Many Filipino Catholics associate the Lenten Season with days of fasting, specifically Fridays of fasting. It is on this day of the week when Roman Catholics are obliged to take only one full meal a day as a sacrifice in reparation of one's sins, and in unity with the passion and the cross of Christ.
Our Muslim brothers also have fasting in their traditions. They have, in fact, a whole month of fasting in the form of the Islamic month of Ramadan, during which they refrain from eating, drinking and sexual relations from dawn until sunset.
Both of these religious traditions are voluntary, and are often accompanied by prayer and alms giving or charity.
In the Philippines, there is also hunger that is off season. There is hunger that is associated with neither prayer nor charity. This hunger was observed months after the Islamic month of Ramadan, and shortly before the Lenten Season for the Catholics began. Clearly, this is a different kind of hunger.

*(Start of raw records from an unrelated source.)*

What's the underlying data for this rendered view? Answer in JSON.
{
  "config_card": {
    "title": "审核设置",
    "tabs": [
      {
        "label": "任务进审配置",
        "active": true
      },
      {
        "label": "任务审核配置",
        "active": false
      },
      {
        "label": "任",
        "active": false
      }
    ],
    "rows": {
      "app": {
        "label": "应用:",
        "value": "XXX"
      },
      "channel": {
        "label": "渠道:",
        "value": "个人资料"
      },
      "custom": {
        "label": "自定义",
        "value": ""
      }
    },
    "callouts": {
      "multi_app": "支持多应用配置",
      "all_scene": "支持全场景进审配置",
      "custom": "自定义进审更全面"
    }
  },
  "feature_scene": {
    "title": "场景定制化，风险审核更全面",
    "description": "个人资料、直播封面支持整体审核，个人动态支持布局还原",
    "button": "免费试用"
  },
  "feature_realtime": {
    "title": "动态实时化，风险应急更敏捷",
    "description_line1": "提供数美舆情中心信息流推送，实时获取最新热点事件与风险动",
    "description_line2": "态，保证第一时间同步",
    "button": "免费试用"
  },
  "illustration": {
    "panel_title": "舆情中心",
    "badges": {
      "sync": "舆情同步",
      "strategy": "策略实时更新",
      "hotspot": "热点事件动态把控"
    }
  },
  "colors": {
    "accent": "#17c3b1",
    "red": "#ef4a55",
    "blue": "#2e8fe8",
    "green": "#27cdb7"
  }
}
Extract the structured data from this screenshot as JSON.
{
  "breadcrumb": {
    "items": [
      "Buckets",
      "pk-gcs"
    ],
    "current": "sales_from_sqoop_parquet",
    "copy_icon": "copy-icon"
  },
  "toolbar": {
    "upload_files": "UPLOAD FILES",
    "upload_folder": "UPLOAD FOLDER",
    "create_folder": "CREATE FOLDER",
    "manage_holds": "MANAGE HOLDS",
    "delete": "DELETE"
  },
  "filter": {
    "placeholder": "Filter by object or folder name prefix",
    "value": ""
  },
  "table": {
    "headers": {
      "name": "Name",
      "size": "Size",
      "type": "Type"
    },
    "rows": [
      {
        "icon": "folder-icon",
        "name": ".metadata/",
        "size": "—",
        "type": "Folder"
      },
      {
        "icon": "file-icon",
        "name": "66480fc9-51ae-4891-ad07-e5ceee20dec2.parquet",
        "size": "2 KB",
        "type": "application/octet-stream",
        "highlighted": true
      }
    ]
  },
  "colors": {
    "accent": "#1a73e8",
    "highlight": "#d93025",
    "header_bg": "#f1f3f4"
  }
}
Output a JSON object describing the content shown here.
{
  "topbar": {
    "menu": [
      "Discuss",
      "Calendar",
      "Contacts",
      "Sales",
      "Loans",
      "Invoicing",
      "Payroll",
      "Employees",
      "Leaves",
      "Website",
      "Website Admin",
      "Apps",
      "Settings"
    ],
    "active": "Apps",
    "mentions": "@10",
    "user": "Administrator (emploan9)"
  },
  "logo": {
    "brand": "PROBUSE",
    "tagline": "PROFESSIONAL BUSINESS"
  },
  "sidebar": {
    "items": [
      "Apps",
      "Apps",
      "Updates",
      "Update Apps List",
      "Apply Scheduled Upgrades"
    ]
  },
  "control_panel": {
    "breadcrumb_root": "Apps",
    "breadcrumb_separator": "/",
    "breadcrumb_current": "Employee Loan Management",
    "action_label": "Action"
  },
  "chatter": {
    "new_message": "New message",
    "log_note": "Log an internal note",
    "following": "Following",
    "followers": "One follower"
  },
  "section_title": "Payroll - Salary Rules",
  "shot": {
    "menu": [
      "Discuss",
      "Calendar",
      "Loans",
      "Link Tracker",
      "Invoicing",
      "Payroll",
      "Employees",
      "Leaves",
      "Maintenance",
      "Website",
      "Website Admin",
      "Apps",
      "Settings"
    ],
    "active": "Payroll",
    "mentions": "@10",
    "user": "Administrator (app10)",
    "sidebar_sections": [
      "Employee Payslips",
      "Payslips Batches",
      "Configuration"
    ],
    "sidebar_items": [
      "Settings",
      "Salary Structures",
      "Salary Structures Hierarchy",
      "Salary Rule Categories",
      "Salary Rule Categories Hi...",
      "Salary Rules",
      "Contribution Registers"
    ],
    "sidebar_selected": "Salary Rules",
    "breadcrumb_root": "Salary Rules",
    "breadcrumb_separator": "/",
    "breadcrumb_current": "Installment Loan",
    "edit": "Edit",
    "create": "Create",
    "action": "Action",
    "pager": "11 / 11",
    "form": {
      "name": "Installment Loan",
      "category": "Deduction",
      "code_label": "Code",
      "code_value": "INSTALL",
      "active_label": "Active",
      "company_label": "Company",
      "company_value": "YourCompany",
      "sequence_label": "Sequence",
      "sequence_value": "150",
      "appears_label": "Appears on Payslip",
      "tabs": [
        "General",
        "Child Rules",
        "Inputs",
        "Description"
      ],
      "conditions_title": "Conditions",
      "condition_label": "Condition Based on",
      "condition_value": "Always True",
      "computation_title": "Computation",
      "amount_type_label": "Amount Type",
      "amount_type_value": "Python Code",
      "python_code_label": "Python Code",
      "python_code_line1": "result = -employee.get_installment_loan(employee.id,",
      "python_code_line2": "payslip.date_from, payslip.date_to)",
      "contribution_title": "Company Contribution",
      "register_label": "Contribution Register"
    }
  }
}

This is hunger associated with poverty. The Social Weather Station (SWS) recently released the results of a survey conducted from March 4 to 7, 2011, to evaluate the social situation of the country for the First Quarter of the year. The results showed that more people had reported feeling hungry for the last quarter than the previous one, and more people considered themselves poor than in the previous quarter.
In response to the results of the SWS Survey, the Philippine President expressed doubts on the conduct of the survey. He identified the Conditional Cash Transfer (CCT) program of the Department of Social Welfare and Development (DSWD), the rising employment report of the Department of Labor and Employment (DOLE), and the hiring of more people of the business community as a reason for doubting the survey.
President Aquino is right in saying that he cannot reconcile the survey results with the DSWD and DOLE reports. I myself cannot reconcile these either. But he is wrong to cast doubt on the survey results.
True, chance could have played a dirty trick on the random survey causing the results to be skewed. It is also probable (and I think he is more inclined to say) that someone is trying to manipulate the results of the survey to put his administration in a bad light. It could even be possible that the method employed by SWS had been erroneous even if it had been done in good faith.
Still, I believe that there is a need to investigate. There is a need to investigate not the survey results for it is pointless to have a consistent sample or a different sample with perfectly the same result. Instead, there is a need to investigate the reports submitted by DSWD and by DOLE.
The DOLE report on employment and hiring of personnel by the business community should be verified. He should let go of his bias favoring this report and assuming that it is true only because this is something that gives his administration a plus factor. Instead, he should check whether the employment opportunities reported are for newly created jobs and positions or these are available because a number of personnel need to be replaced. If it is the former, all is well. If it is the latter, then the DOLE did not really create jobs. Furthermore, he should be alarmed. There could have been a different motive in doing so that involves the employee's tenure with the employers, and this could lead to a vicious cycle.
A more important item that needs to be investigated is the Conditional Cash Transfer, given the outright release of cash without the necessary control measures in place. If there has been reported release of cash by the government, then it should have gone to the beneficiary families. This should have somehow improved the results of the hunger and self-rated poverty surveys of the Social Weather Station. But the contrary is true; therefore, it is likely that the money that has gone out of the coffers of the government has not reached its final destination. It could have been somewhere else, and that is what he needs to find out.
If after a thorough investigation of these two things, he finds out that everything reported to him is right, and that there is no irregularity or abnormality in the release of cash, he has, by all means, the right to say and claim that somehow chance played a dirty trick on the random sampling of SWS. At least, we are certain that the hunger others experienced is not because someone is so full that he has to tickle his tongue and vomit his food in order to eat again.